Health insurance companies are offering their corporate customers rebates to offset premium costs and reflect lower medical spending as patients avoid doctors’ offices, routine procedures and elective surgeries during the coronavirus pandemic.
ACA Health Experts call center expert, Cynthia Hernandez helps Tiffany Wright get health insurance at the Ahmed and Roshan Virani Children’s Clinic, Monday,Nov. 14, 2016 in Houston. It’s likely that 2021 health insurance premiums will remain around the same prices as 2020, experts said.
It’s unclear how big an impact the rebates, in the form of credits, might have on the premiums companies pay and contributions their employees make. Premiums vary from company to company and, depending on the circumstances, the rebates could lower premiums, keep them from rising or at least limit increases.
Companies, meanwhile, will decide whether to adjust employee contributions to health insurance premiums based on the rebates they might receive.
Fewer claims were filed during the pandemic, meaning insurance companies paid out less, kept more of the premiums they collect and earned higher profits.

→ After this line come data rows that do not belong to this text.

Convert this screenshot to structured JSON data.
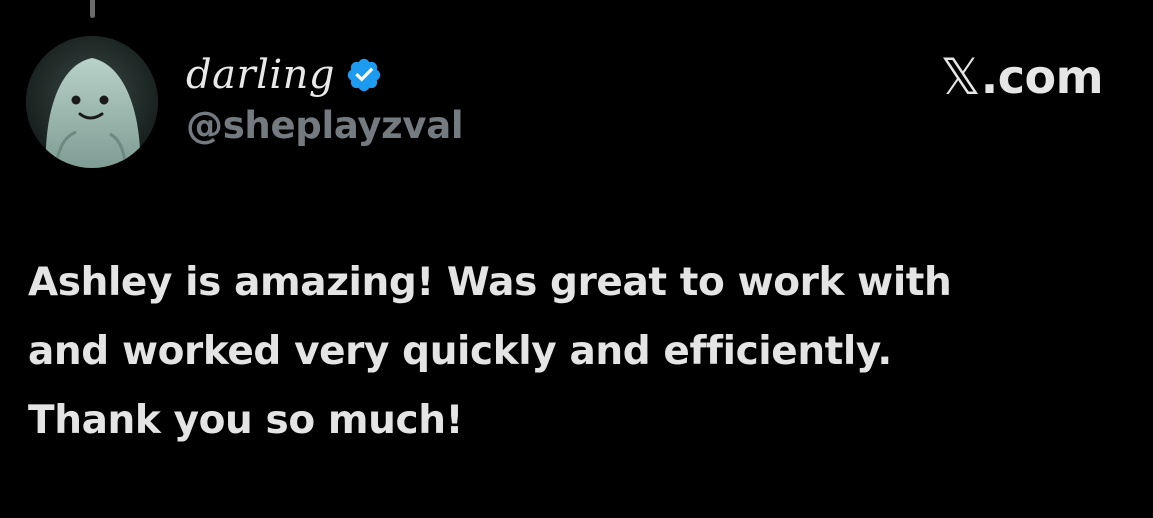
{
  "author": {
    "display_name": "darling",
    "handle": "@sheplayzval",
    "verified": true,
    "verified_icon": "verified-badge-icon",
    "avatar": "ghost-avatar"
  },
  "brand": {
    "logo_icon": "x-logo-icon",
    "logo_glyph": "𝕏",
    "text": ".com"
  },
  "tweet": {
    "lines": [
      "Ashley is amazing! Was great to work with",
      "and worked very quickly and efficiently.",
      "Thank you so much!"
    ]
  },
  "colors": {
    "background": "#000000",
    "text": "#e4e4e4",
    "handle": "#747b80",
    "verified": "#1d9bf0"
  }
}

As a result, insurers are coming under pressure to return some of the windfall to customers, particularly since the Affordable Care Act prohibits insurers from keeping more that more than 20 percent of premiums for administrative costs and profits.
The Centers for Medicare and Medicaid Services issued guidance in August that allows insurers to refund the excess profits this or next year as premium credits, which are discounts that reduce the amount paid monthly.
On Tuesday, Blue Cross Blue Shield of Texas said it would help customers during the pandemic by issuing $104 million in premium credits to employers that it insures. It also said it would adjust the price of 2021 premiums for individual and group plans, saving buyers